A smattering of things you might not have know about Sun Valley, Idaho.
This group represents the majority of people you’ll meet in Sun Valley. They come from all walks of life, each with their own story of how they ended up here and what they do in order to stay. They’re the chefs, bartenders and waitresses, lift operators, ski and yoga instructors, and everyone else who works to live here and preferably keeps their days free so they can ski or ride as much of their waking lives as possible. You’ll recognize them by their wide smiles, goggle tans, and that sparkle in their eyes. They’re living the dream; their life is your vacation.
Earning turns the old fashioned way, one slogging skin track at a time, is how the original skiers to Sun Valley carved their way across the landscape, but today there exists a magic carpet ride to blower pow paradise, Sun Valley Heliskiing. Occasionally lottery tickets turn up winners, and as luck would have it mine finally came in. I am going to do the best I can to not sound smug, but when you get it this good, it’s hard not to brag.

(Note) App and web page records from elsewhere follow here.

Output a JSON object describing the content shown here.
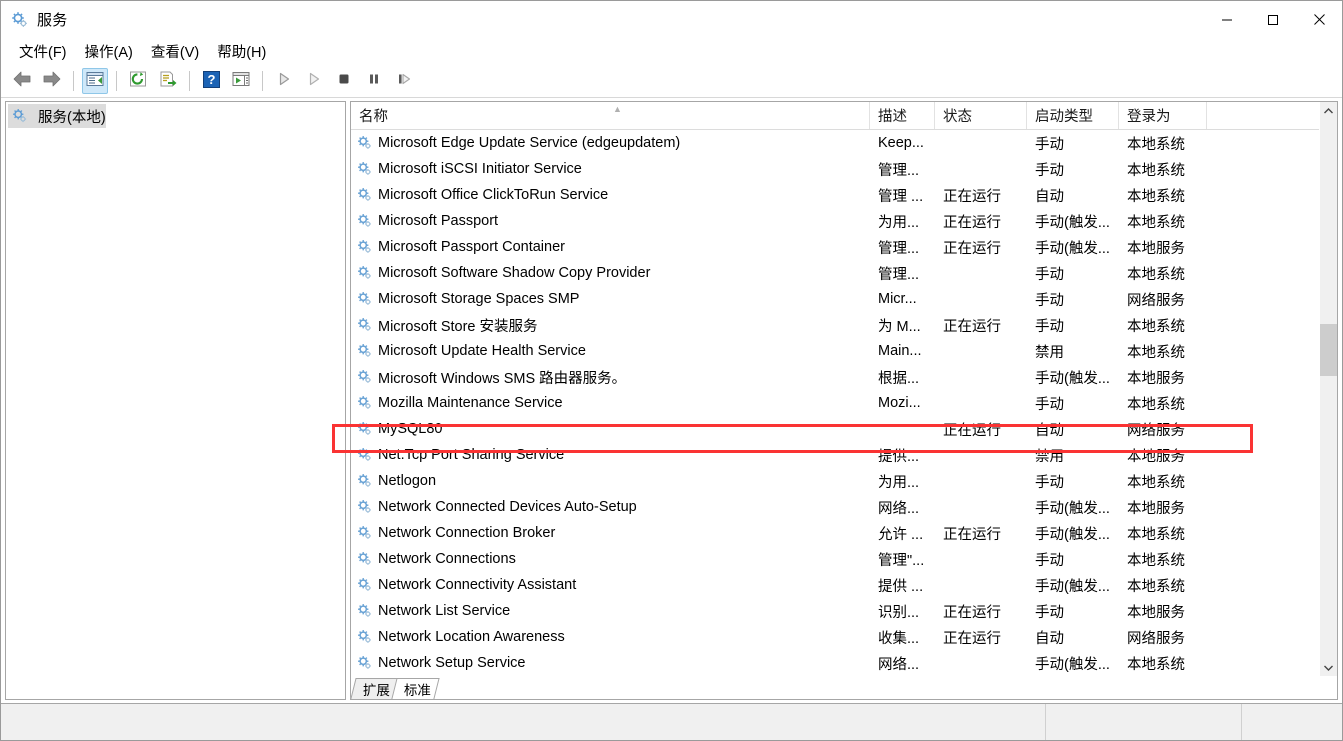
{
  "window": {
    "title": "服务",
    "title_icon": "services-gear-icon",
    "minimize_label": "最小化",
    "maximize_label": "最大化",
    "close_label": "关闭"
  },
  "menubar": {
    "items": [
      {
        "label": "文件(F)",
        "name": "menu-file"
      },
      {
        "label": "操作(A)",
        "name": "menu-action"
      },
      {
        "label": "查看(V)",
        "name": "menu-view"
      },
      {
        "label": "帮助(H)",
        "name": "menu-help"
      }
    ]
  },
  "toolbar": {
    "buttons": [
      {
        "icon": "back-arrow-icon",
        "name": "toolbar-back",
        "enabled": true
      },
      {
        "icon": "forward-arrow-icon",
        "name": "toolbar-forward",
        "enabled": true
      },
      {
        "icon": "show-hide-tree-icon",
        "name": "toolbar-show-hide-console-tree",
        "enabled": true,
        "selected": true
      },
      {
        "icon": "refresh-icon",
        "name": "toolbar-refresh",
        "enabled": true
      },
      {
        "icon": "export-list-icon",
        "name": "toolbar-export-list",
        "enabled": true
      },
      {
        "icon": "help-icon",
        "name": "toolbar-help",
        "enabled": true
      },
      {
        "icon": "show-action-pane-icon",
        "name": "toolbar-show-action-pane",
        "enabled": true
      },
      {
        "icon": "play-icon",
        "name": "toolbar-start-service",
        "enabled": false
      },
      {
        "icon": "play-outline-icon",
        "name": "toolbar-resume-service",
        "enabled": false
      },
      {
        "icon": "stop-icon",
        "name": "toolbar-stop-service",
        "enabled": false
      },
      {
        "icon": "pause-icon",
        "name": "toolbar-pause-service",
        "enabled": false
      },
      {
        "icon": "restart-icon",
        "name": "toolbar-restart-service",
        "enabled": false
      }
    ]
  },
  "tree": {
    "root_label": "服务(本地)",
    "root_icon": "services-gear-icon"
  },
  "list": {
    "columns": [
      {
        "label": "名称",
        "key": "name"
      },
      {
        "label": "描述",
        "key": "description"
      },
      {
        "label": "状态",
        "key": "status"
      },
      {
        "label": "启动类型",
        "key": "startup"
      },
      {
        "label": "登录为",
        "key": "logon"
      }
    ],
    "sort_indicator": "▲",
    "rows": [
      {
        "name": "Microsoft Edge Update Service (edgeupdatem)",
        "description": "Keep...",
        "status": "",
        "startup": "手动",
        "logon": "本地系统"
      },
      {
        "name": "Microsoft iSCSI Initiator Service",
        "description": "管理...",
        "status": "",
        "startup": "手动",
        "logon": "本地系统"
      },
      {
        "name": "Microsoft Office ClickToRun Service",
        "description": "管理 ...",
        "status": "正在运行",
        "startup": "自动",
        "logon": "本地系统"
      },
      {
        "name": "Microsoft Passport",
        "description": "为用...",
        "status": "正在运行",
        "startup": "手动(触发...",
        "logon": "本地系统"
      },
      {
        "name": "Microsoft Passport Container",
        "description": "管理...",
        "status": "正在运行",
        "startup": "手动(触发...",
        "logon": "本地服务"
      },
      {
        "name": "Microsoft Software Shadow Copy Provider",
        "description": "管理...",
        "status": "",
        "startup": "手动",
        "logon": "本地系统"
      },
      {
        "name": "Microsoft Storage Spaces SMP",
        "description": "Micr...",
        "status": "",
        "startup": "手动",
        "logon": "网络服务"
      },
      {
        "name": "Microsoft Store 安装服务",
        "description": "为 M...",
        "status": "正在运行",
        "startup": "手动",
        "logon": "本地系统"
      },
      {
        "name": "Microsoft Update Health Service",
        "description": "Main...",
        "status": "",
        "startup": "禁用",
        "logon": "本地系统"
      },
      {
        "name": "Microsoft Windows SMS 路由器服务。",
        "description": "根据...",
        "status": "",
        "startup": "手动(触发...",
        "logon": "本地服务"
      },
      {
        "name": "Mozilla Maintenance Service",
        "description": "Mozi...",
        "status": "",
        "startup": "手动",
        "logon": "本地系统"
      },
      {
        "name": "MySQL80",
        "description": "",
        "status": "正在运行",
        "startup": "自动",
        "logon": "网络服务",
        "highlighted": true
      },
      {
        "name": "Net.Tcp Port Sharing Service",
        "description": "提供...",
        "status": "",
        "startup": "禁用",
        "logon": "本地服务"
      },
      {
        "name": "Netlogon",
        "description": "为用...",
        "status": "",
        "startup": "手动",
        "logon": "本地系统"
      },
      {
        "name": "Network Connected Devices Auto-Setup",
        "description": "网络...",
        "status": "",
        "startup": "手动(触发...",
        "logon": "本地服务"
      },
      {
        "name": "Network Connection Broker",
        "description": "允许 ...",
        "status": "正在运行",
        "startup": "手动(触发...",
        "logon": "本地系统"
      },
      {
        "name": "Network Connections",
        "description": "管理\"...",
        "status": "",
        "startup": "手动",
        "logon": "本地系统"
      },
      {
        "name": "Network Connectivity Assistant",
        "description": "提供 ...",
        "status": "",
        "startup": "手动(触发...",
        "logon": "本地系统"
      },
      {
        "name": "Network List Service",
        "description": "识别...",
        "status": "正在运行",
        "startup": "手动",
        "logon": "本地服务"
      },
      {
        "name": "Network Location Awareness",
        "description": "收集...",
        "status": "正在运行",
        "startup": "自动",
        "logon": "网络服务"
      },
      {
        "name": "Network Setup Service",
        "description": "网络...",
        "status": "",
        "startup": "手动(触发...",
        "logon": "本地系统"
      }
    ]
  },
  "tabs": [
    {
      "label": "扩展",
      "name": "tab-extended",
      "active": false
    },
    {
      "label": "标准",
      "name": "tab-standard",
      "active": true
    }
  ],
  "statusbar": {
    "main_text": "",
    "panel2_text": "",
    "panel3_text": ""
  },
  "annotation": {
    "color": "#fa3333",
    "target": "MySQL80"
  },
  "scrollbar": {
    "up_arrow": "⌃",
    "down_arrow": "⌄"
  }
}
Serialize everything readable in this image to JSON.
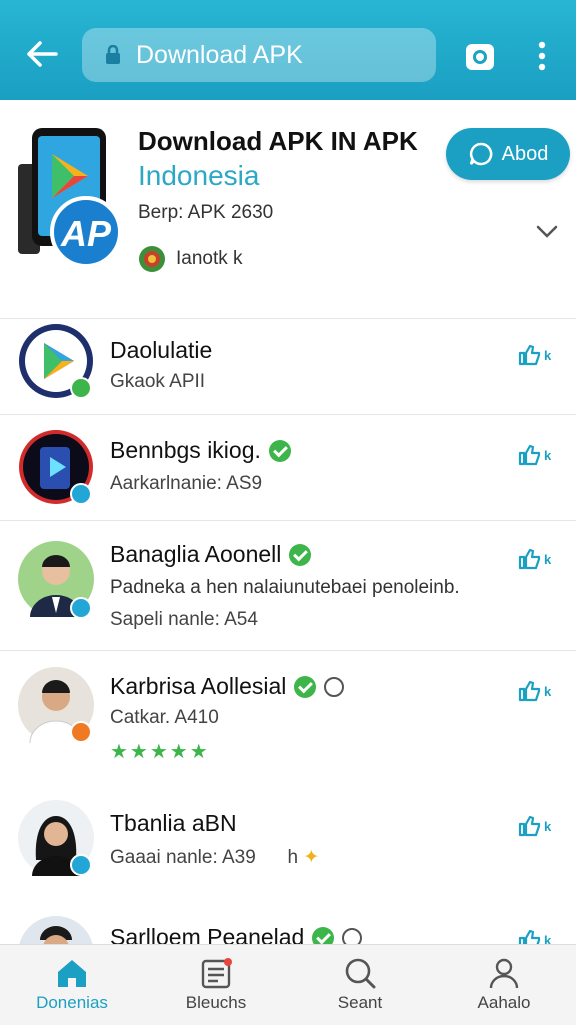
{
  "topbar": {
    "search_text": "Download APK",
    "back_icon": "arrow-left-icon",
    "lock_icon": "lock-icon",
    "camera_icon": "camera-icon",
    "more_icon": "more-vertical-icon"
  },
  "app_header": {
    "title_line1": "Download APK IN APK",
    "title_line2": "Indonesia",
    "meta": "Berp: APK 2630",
    "developer": "Ianotk k",
    "about_label": "Abod",
    "accent_color": "#1ba0c3"
  },
  "list": [
    {
      "name": "Daolulatie",
      "subtitle": "Gkaok APII",
      "badge": ""
    },
    {
      "name": "Bennbgs ikiog.",
      "subtitle": "Aarkarlnanie: AS9",
      "badge": "verified"
    },
    {
      "name": "Banaglia Aoonell",
      "subtitle": "Padneka a hen nalaiunutebaei penoleinb.",
      "subtitle2": "Sapeli nanle: A54",
      "badge": "verified"
    },
    {
      "name": "Karbrisa Aollesial",
      "subtitle": "Catkar. A410",
      "rating": "★★★★★",
      "badge": "verified"
    },
    {
      "name": "Tbanlia aBN",
      "subtitle": "Gaaai nanle: A39",
      "suffix": "h",
      "badge": ""
    },
    {
      "name": "Sarlloem Peanelad",
      "subtitle": "",
      "badge": "verified"
    }
  ],
  "bottom_nav": [
    {
      "label": "Donenias",
      "icon": "home-icon",
      "active": true
    },
    {
      "label": "Bleuchs",
      "icon": "news-icon",
      "active": false
    },
    {
      "label": "Seant",
      "icon": "search-icon",
      "active": false
    },
    {
      "label": "Aahalo",
      "icon": "profile-icon",
      "active": false
    }
  ]
}
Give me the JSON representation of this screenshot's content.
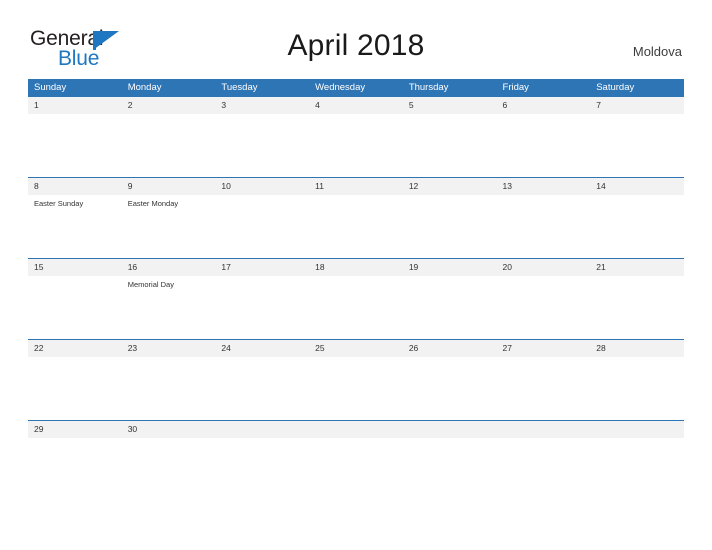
{
  "brand": {
    "name_part1": "General",
    "name_part2": "Blue",
    "flag_icon": "blue-triangle-flag-icon",
    "blue_hex": "#1f77c2"
  },
  "header": {
    "title": "April 2018",
    "country": "Moldova"
  },
  "theme": {
    "header_blue": "#2e75b6",
    "daynum_band": "#f2f2f2",
    "text": "#333333"
  },
  "weekdays": [
    "Sunday",
    "Monday",
    "Tuesday",
    "Wednesday",
    "Thursday",
    "Friday",
    "Saturday"
  ],
  "weeks": [
    [
      {
        "day": "1",
        "event": ""
      },
      {
        "day": "2",
        "event": ""
      },
      {
        "day": "3",
        "event": ""
      },
      {
        "day": "4",
        "event": ""
      },
      {
        "day": "5",
        "event": ""
      },
      {
        "day": "6",
        "event": ""
      },
      {
        "day": "7",
        "event": ""
      }
    ],
    [
      {
        "day": "8",
        "event": "Easter Sunday"
      },
      {
        "day": "9",
        "event": "Easter Monday"
      },
      {
        "day": "10",
        "event": ""
      },
      {
        "day": "11",
        "event": ""
      },
      {
        "day": "12",
        "event": ""
      },
      {
        "day": "13",
        "event": ""
      },
      {
        "day": "14",
        "event": ""
      }
    ],
    [
      {
        "day": "15",
        "event": ""
      },
      {
        "day": "16",
        "event": "Memorial Day"
      },
      {
        "day": "17",
        "event": ""
      },
      {
        "day": "18",
        "event": ""
      },
      {
        "day": "19",
        "event": ""
      },
      {
        "day": "20",
        "event": ""
      },
      {
        "day": "21",
        "event": ""
      }
    ],
    [
      {
        "day": "22",
        "event": ""
      },
      {
        "day": "23",
        "event": ""
      },
      {
        "day": "24",
        "event": ""
      },
      {
        "day": "25",
        "event": ""
      },
      {
        "day": "26",
        "event": ""
      },
      {
        "day": "27",
        "event": ""
      },
      {
        "day": "28",
        "event": ""
      }
    ],
    [
      {
        "day": "29",
        "event": ""
      },
      {
        "day": "30",
        "event": ""
      },
      {
        "day": "",
        "event": ""
      },
      {
        "day": "",
        "event": ""
      },
      {
        "day": "",
        "event": ""
      },
      {
        "day": "",
        "event": ""
      },
      {
        "day": "",
        "event": ""
      }
    ]
  ]
}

Sun Valley has long been known around the Labor Day time of year as the home of one of the most remarkable non-motorized parades in the country, Wagon Days. But last year, local endurance athlete Rebecca Rusch, brought a new sort of twist on the non-motorized parade to town, Rebecca's Private Idaho. Heading into the great wide open a rider crosses into another world. Wildhorse Canyon meets the Copper Basin. Capitalizing on the lack of tarmac and abundance of top notch gravel roads which criss cross the county, this event run in the European Grand Fondo tradition, sends riders on an odyssey without the pressure of needing to compete, but inviting them to choose their own level of adventure. As many sports do, road cycling has evolved over the recent years with a new category whose machines make riding dirt roads, well, kind of cool and fun. Why is there a picture of an ass in this post? Read on, it will make sense. Wagon Days parade entrant #22. For the second year in a row, the four legged non-motorized set was joined by the two legged two wheeled contingent adding a new wrinkle to an old horse. …
Sure Sun Valley might technically be considered a desert region, but believe me, there is no shortage of natural water sources. Keep in mind I’m still far from the highly acclaimed local status but if a fellow Out-of-Towner asked me, my top 5 spots thus far would have to be:
July 4, 2014: For weeks I’d been hearing about how ‘hard’ Sun Valley goes on the day of America’s independence. “Just wait for the Fourth”, people kept saying. So after experiencing the 4th of July madness firsthand, I’m here to tell the tale.